This content was originally featured in the March, 8 2023 newsletter found here: https://www.trustinsights.ai/blog/2023/03/inbox-insights-march-8-2023-starting-over-chatgpt-apps/
You know what really, really sucks? Starting over. Sometimes the best-laid plans really don’t work out and you have to scrap everything and rethink it all.
That’s where I’m at with one of the aspects of the business. Heading into the new year, I had very clear plans on how I wanted to grow Trust Insights. The challenge with the plans is that there were dependencies.
Fast forward two full months into 2023 and the dependencies that I needed to make the growth plans start to happen have fallen apart. It’s maddening. It’s frustrating. It’s demoralizing.
We spend weeks, sometimes months, at the end of each year making plans for the next year. Because we invest all that time, we feel like we have to see the plan through, come hell or high water. The risks and losses become very high.
Why do we do this to ourselves? Make plans, etch them in stone, and then kick and scream when we have to make changes? Because it’s how we’ve always done it.
Maybe the plans that you outlined were fine but they didn’t account for a major disruption, like ChatGPT. Maybe your plans were fine until you lost a key resource. Or, maybe your plans were working until your audience changed their behavior.
Whatever the reason, it’s ok to start over. Let’s do it together, piece by piece.
Do an audit
Before you can fix what’s broken, you have to know where it broke. It may be one piece or all the pieces. In software development, this is a post-mortem. The idea is that you review everything that you’ve done to that point. You discuss what went well and where there is room for improvement. This can be a tough conversation so my #protip to you is to have a mediator. This should be someone that can direct the conversation to ensure that it stays professional and productive. The outcome of this exercise should be a list of things that you need to improve upon.
Make a new plan
If you made it through the post-mortem, you can survive this next part (mostly) unscathed. You have your list of items so you need to start over and come up with a new plan.

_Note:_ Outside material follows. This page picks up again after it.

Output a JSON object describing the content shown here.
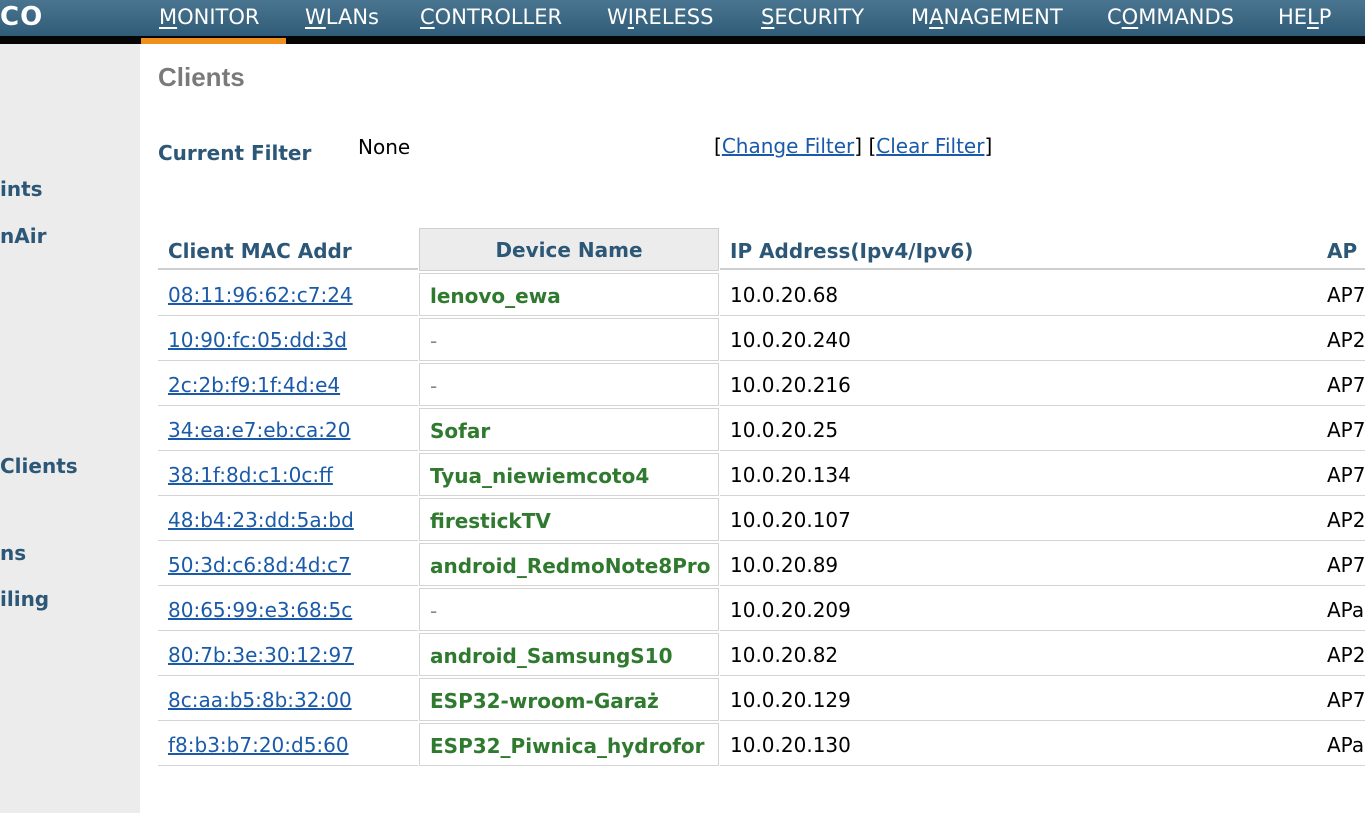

And then a backup plan to that plan in case the new plan doesn’t work. More plans? Yes. More plans. This is a great excuse to remind you of the simple 5P framework that can help expedite your planning.
The 5Ps are:
Purpose (what is the problem we’re solving?)
People (who needs to be involved?)
Process (how will we solve the problem?)
Platform (what tools do we need to solve the problem?)
Performance (how do we know we solved the problem?)
If you can answer those five simple questions you have built a measurable plan.
Do an audit
Wait a minute, didn’t we do that already? Yes, and we’re doing it again. Auditing your plans regularly will prevent you from having to start all over again. You have a better chance of catching something that is about to go off the rails with your plan when you regularly review. Once you audit, you make a new plan. Then you execute the plan. Then you audit that plan. Then you make a new plan. Then you execute the plan. Then you audit that plan. Then you make a new plan. Then you execute the plan. The key here is consistency and measurability. Plans that you can’t measure will be difficult to audit. Auditing a plan with no measurement is a waste of time.
If you find yourself in a situation where you have to ditch your plans and start over, you’re in good company. It happens to us all. To prevent heartache, set yourself up for success by developing measurable plans and audit them on a regular schedule.
Need help with your marketing data and analytics?
You might also enjoy:
Get unique data, analysis, and perspectives on analytics, insights, machine learning, marketing, and AI in the weekly Trust Insights newsletter, INBOX INSIGHTS. Subscribe now for free; new issues every Wednesday!
Want to learn more about data, analytics, and insights? Subscribe to In-Ear Insights, the Trust Insights podcast, with new 10-minute or less episodes every week.